Darren hasn't had an easy year. His parents divorced, his brother left for college, and his best friend moved state. Also, he still doesn't have a girlfriend. Then his dad shows up at 6am with a glazed chocolate donut and a pretty world-shaking revelation. In full freak-out mode, Darren ditches school and jumps on a bus to visit his brother, Nate, at college. But someone weird / amazing comes along for the ride. Told entirely in lists, this hilarious novel perfectly captures why having anything to do with anyone is: 1. painful 2. unavoidable 3. ridiculously complicated 4. possibly, hopefully, the right thing after all.
Todd Hasak-Lowy is the author of Me Being Me is Exactly as Insane as You Being You, which was published in the UK by Simon and Schuster last week. I'm halfway through it and enjoying it so far - it's all written in lists, which makes for a very interesting reading experience!
Thanks to Todd for writing this post for me!
7 Impressions and Opinions Todd has of London and England in General, these based on two short visits that took place 25 years apart
1. Street signs in London are exactly 400 times more interesting in their appearance than their counterparts here in the US.
2. I know that drivers sit on the other side of the car in the UK than they do in the US and that, therefore, cars drive in the opposite direction on two-lane roads. But somehow when crossing the street I can never seem to recall what this means or where to look. So when crossing not at a traffic light, I look both ways, put my head down, and sprint, while praying for my survival.
3. Free art museums are a beautiful thing.
4. 11% of my brain (a part that overlaps considerably with the 13% of me who’s an idiot in general) likes to believe that no one in England actually has a British accent, but rather that these awesomely odd voices are produced solely for my entertainment.
5. Related to #4, I spent an afternoon in 1988 in Liverpool. I couldn’t for the life of me understand a word any of the locals said. Nevertheless my friends and I kept looking for excuses to ask them questions, because when they responded it sounded like we were talking to obscure members of The Beatles.

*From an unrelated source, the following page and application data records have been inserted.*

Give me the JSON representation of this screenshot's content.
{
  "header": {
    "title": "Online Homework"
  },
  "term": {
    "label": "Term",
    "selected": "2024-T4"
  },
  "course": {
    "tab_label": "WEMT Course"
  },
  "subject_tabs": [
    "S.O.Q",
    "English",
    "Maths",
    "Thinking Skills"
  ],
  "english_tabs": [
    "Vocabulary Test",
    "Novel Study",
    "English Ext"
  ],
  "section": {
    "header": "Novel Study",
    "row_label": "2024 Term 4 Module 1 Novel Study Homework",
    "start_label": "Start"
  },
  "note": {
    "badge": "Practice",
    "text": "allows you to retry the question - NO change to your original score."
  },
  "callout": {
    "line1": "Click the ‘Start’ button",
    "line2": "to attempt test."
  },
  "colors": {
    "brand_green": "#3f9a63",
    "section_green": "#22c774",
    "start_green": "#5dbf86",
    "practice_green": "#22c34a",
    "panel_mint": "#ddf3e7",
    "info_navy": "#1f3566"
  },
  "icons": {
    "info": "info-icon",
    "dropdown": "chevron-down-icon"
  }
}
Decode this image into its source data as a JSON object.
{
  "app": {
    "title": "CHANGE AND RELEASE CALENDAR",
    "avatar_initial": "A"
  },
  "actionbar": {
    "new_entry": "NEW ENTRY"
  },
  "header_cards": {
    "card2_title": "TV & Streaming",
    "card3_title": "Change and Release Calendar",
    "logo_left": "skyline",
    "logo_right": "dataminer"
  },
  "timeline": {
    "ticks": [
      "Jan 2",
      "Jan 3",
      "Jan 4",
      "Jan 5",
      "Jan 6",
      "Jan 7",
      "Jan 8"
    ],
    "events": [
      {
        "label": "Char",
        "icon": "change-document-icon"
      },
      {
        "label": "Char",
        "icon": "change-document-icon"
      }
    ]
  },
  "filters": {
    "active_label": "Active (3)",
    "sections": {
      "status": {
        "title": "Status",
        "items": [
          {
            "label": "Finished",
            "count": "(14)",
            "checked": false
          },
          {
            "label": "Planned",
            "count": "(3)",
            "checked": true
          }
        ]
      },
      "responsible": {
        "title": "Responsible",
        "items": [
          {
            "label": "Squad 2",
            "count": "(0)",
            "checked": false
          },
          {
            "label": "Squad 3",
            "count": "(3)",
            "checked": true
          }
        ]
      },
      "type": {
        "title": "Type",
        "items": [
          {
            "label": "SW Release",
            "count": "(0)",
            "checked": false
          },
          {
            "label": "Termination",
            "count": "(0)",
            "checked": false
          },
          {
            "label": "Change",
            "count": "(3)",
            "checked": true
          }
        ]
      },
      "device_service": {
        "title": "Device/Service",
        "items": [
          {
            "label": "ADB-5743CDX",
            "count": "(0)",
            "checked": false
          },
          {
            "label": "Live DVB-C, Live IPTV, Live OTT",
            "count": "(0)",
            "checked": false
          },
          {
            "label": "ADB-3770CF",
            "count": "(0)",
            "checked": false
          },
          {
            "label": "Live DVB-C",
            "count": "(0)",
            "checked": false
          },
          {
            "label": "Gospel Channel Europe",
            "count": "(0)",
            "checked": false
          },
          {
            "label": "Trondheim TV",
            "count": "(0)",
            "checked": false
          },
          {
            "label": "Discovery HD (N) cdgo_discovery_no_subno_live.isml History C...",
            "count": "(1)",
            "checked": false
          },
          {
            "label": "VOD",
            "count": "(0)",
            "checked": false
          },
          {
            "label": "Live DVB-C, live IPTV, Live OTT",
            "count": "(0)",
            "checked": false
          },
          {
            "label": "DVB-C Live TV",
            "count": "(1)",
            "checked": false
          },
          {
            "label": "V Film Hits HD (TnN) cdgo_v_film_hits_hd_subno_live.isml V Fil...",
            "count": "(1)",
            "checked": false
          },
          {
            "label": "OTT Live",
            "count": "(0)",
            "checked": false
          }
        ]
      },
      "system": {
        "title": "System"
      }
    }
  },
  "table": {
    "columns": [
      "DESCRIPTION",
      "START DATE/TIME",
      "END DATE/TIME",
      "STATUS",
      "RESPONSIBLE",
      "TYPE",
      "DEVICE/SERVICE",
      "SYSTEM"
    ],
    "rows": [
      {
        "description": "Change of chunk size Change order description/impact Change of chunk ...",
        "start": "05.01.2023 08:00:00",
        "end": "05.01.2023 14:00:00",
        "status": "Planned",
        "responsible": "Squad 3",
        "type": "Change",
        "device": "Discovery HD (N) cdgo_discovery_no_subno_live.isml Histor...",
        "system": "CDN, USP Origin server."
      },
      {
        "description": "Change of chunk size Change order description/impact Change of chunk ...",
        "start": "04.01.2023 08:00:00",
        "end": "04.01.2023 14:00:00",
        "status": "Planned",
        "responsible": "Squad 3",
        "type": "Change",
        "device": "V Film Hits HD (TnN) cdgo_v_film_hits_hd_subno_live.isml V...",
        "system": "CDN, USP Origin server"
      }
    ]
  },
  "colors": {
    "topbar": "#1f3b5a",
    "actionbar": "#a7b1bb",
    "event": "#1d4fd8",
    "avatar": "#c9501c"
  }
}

6. On that same trip, I was told I needed to pay for a packet of ketchup at a fast food restaurant. As a result, I held a grudge against the entire United Kingdom until 2006, when I finally put this trauma behind me.
7. There will never, ever be a better term for an underground train than “the Tube.”